Segment Start: Records supplied
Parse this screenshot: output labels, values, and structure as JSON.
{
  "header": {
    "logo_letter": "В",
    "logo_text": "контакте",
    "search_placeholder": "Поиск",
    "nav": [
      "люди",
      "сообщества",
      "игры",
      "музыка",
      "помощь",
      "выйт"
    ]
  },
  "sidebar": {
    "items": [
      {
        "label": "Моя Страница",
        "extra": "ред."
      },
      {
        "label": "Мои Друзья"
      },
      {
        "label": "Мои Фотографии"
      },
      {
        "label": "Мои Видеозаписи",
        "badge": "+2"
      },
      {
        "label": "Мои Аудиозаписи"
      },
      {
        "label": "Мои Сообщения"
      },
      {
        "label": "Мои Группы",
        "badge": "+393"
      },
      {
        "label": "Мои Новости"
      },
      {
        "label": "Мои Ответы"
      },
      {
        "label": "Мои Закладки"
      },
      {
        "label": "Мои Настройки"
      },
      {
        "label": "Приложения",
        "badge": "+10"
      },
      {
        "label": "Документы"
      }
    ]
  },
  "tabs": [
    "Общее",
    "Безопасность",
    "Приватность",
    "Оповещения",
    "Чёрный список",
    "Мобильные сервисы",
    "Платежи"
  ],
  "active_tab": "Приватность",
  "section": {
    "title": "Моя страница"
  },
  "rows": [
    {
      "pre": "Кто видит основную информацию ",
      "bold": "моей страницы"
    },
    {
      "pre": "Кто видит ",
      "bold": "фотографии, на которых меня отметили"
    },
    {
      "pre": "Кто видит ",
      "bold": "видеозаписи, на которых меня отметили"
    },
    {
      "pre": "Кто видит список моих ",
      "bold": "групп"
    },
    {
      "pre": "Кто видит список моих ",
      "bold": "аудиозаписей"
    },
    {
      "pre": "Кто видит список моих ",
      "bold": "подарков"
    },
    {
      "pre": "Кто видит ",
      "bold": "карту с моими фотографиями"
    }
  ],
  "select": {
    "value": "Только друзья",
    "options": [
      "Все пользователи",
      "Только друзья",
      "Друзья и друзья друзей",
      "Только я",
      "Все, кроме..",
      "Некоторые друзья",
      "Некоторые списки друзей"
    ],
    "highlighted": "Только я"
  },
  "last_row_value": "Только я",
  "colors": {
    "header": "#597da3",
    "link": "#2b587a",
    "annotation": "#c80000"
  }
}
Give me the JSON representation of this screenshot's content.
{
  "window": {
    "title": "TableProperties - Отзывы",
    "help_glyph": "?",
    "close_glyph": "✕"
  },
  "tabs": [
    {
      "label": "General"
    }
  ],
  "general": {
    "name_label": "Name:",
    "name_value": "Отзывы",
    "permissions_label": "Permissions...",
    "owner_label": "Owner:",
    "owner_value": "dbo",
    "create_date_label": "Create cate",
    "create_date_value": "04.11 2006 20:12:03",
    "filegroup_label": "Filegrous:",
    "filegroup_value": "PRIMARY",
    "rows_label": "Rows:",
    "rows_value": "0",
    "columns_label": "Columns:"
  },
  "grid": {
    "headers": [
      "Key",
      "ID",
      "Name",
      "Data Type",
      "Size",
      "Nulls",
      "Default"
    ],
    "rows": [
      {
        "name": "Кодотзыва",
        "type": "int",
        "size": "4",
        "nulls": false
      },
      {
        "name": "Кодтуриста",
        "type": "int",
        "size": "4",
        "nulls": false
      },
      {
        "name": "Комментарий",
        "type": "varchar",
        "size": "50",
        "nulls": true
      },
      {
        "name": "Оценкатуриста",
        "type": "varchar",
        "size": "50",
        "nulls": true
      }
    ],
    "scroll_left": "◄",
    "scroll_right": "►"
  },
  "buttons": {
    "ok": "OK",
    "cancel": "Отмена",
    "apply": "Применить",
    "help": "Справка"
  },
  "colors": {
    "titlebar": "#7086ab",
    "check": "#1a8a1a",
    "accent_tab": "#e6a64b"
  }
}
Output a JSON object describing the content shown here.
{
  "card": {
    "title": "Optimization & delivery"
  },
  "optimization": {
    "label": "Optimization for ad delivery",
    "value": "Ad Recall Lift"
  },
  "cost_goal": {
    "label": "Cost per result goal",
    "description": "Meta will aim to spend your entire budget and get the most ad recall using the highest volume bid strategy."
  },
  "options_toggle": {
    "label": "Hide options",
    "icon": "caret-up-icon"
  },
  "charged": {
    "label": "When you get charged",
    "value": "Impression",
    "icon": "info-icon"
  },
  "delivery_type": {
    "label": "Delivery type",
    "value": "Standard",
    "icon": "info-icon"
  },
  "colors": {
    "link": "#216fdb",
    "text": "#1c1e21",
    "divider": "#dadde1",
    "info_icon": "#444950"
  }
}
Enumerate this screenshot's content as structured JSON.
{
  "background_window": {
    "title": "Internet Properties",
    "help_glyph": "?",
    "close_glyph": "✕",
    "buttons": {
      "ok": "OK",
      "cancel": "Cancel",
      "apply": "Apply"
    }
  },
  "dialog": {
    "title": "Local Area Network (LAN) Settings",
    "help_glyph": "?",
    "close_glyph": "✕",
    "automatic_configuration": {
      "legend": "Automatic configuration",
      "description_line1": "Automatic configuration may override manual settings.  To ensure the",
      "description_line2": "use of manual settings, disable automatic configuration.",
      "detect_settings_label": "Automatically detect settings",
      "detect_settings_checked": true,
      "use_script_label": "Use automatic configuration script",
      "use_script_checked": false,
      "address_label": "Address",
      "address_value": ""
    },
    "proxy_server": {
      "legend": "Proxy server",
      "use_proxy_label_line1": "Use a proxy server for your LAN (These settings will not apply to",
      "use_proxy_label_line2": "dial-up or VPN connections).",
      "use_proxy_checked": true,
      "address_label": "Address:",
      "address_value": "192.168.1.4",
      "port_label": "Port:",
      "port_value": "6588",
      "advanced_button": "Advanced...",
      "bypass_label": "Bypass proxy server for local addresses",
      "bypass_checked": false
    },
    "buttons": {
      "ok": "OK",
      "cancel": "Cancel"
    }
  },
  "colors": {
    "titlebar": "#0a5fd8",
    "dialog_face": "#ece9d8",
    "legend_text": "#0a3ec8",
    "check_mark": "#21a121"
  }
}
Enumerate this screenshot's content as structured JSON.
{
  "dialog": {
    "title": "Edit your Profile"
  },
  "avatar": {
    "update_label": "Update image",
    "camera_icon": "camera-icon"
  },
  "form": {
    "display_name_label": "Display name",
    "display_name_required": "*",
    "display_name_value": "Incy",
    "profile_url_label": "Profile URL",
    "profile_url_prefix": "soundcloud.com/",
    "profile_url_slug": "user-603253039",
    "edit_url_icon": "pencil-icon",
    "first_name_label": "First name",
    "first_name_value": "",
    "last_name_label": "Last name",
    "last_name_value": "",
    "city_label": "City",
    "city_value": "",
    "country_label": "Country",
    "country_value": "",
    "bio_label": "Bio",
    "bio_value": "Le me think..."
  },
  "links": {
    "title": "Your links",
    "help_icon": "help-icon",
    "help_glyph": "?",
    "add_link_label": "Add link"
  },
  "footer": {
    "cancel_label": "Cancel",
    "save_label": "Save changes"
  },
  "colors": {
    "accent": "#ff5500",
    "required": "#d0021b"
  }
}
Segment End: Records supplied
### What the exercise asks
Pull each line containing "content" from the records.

### Task answer
Give me the JSON representation of this screenshot's content.
Output a JSON object describing the content shown here.
Enumerate this screenshot's content as structured JSON.
Enumerate this screenshot's content as structured JSON.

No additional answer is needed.